Doctors surely may not want to lose that box, because it enables them to choose something they’ve worked for, and are proud of, and in doing so it widens the gaps between us as a society.
The sentiment of categorisation does not sit in harmony with the E,D & I training that the professional world is now working towards.
When the GoTitleFree campaign began four years ago, the ‘Dr’ title was never on our hit list. It was an entirely valid title which we accepted and wished to retain.
However when interviewed by GoTitleFree in July 2020, Amy Erickson, Reader in Feminist History at the University of Cambridge, went as far as to say that all titles need questioning.
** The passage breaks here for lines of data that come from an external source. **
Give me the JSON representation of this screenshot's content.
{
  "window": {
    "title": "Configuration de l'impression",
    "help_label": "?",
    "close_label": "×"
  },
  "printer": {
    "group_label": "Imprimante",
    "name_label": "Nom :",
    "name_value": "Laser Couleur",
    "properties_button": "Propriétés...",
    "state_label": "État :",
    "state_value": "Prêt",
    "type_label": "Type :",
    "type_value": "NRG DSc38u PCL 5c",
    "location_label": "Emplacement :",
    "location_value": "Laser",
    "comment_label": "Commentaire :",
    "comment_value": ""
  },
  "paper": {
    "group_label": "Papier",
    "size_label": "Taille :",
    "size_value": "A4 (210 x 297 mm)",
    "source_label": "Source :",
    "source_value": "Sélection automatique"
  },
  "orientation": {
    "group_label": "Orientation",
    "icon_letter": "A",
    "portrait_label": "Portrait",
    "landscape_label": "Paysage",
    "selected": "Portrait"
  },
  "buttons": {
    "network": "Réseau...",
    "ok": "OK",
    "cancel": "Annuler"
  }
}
Because they’re all borne out of a request for status and therefore do not represent an equitable and egalitarian society, and we agree.
Training in overcoming bias is now moving towards lifelong learning; towards understanding categorisations, cultures and communities and which individuals haven’t had the lived experience of; towards using the privileges each of us has, to raise up others.
Female, and male, and non binary Doctors could help the drive towards positive change exponentially by rejecting requests for titles in situations other than where it’s relevant to the request.
Let’s face it, most of the time a Doctor’s experience or specific expertise is probably not relevant to the company requesting it anyway.
Some people choose ‘Dr’ because they’re a GP. Some choose it because they’re a surgeon, a specialist in fractures or infections, diseases and viruses, cell structures, chemical engineering, philosophy or marine life.
There are PhDs in wood science, packaging, and puppetry, so we cannot even assume that everybody with a doctorate in the room is any more capable of saving a human life than the rest of us.
This brings us back to the same point we always ask. – If people are choosing that option for so many different reasons, then it’s not telling the organisation who’s requesting it anything anyway, so why ask it in the first place?
We know it’s to be formal and polite… but we also know that it’s not polite to address somebody incorrectly, and ‘title’ data gets out of date so quickly nowadays.
We know it’s to be respectful… but are we therefore saying that Doctors deserve any more respect than the rest of us?
Removing all titles from registration forms and application systems, and offering people the opportunity to dictate how they would like to be addressed, is the best and only way to remove barriers to authenticity for:
- The many (female) divorcees who don’t know what to choose.
- The many (female) unmarried people who are tired of being told that marital availability is important.
- The many widows who may not want a constant reminder of their ‘status’. (Widowers don’t suffer this).
- The many people who don’t want to be defined by gender.
- The many people who don’t know why it’s anyone elses business what ‘category’ they’re in.
- The many people who wanted to be a Doctor but never had a life which enabled it.
Our response to tweets from female Doctors expressing their relief is always, and will always be the same:
‘‘It’s a shame that women need to study so hard, for so long, and at such great expense to achieve a title which doesn’t give away their marital status, when men have this all along.
Please continue to challenge organisations when they ask you for your title. Becoming a Doctor isn’t the right thing, or a possible thing, for many people”.
For some examples of organisations who are going title free, and some free top tips on how to become more gender inclusive as an organisation, register for our next event:
3.30pm BST on Friday September 9th 2022 – Register here
To use our toolkits now and start your organisational journey, click here
To sign our petition for organisations to go ‘title free’, click here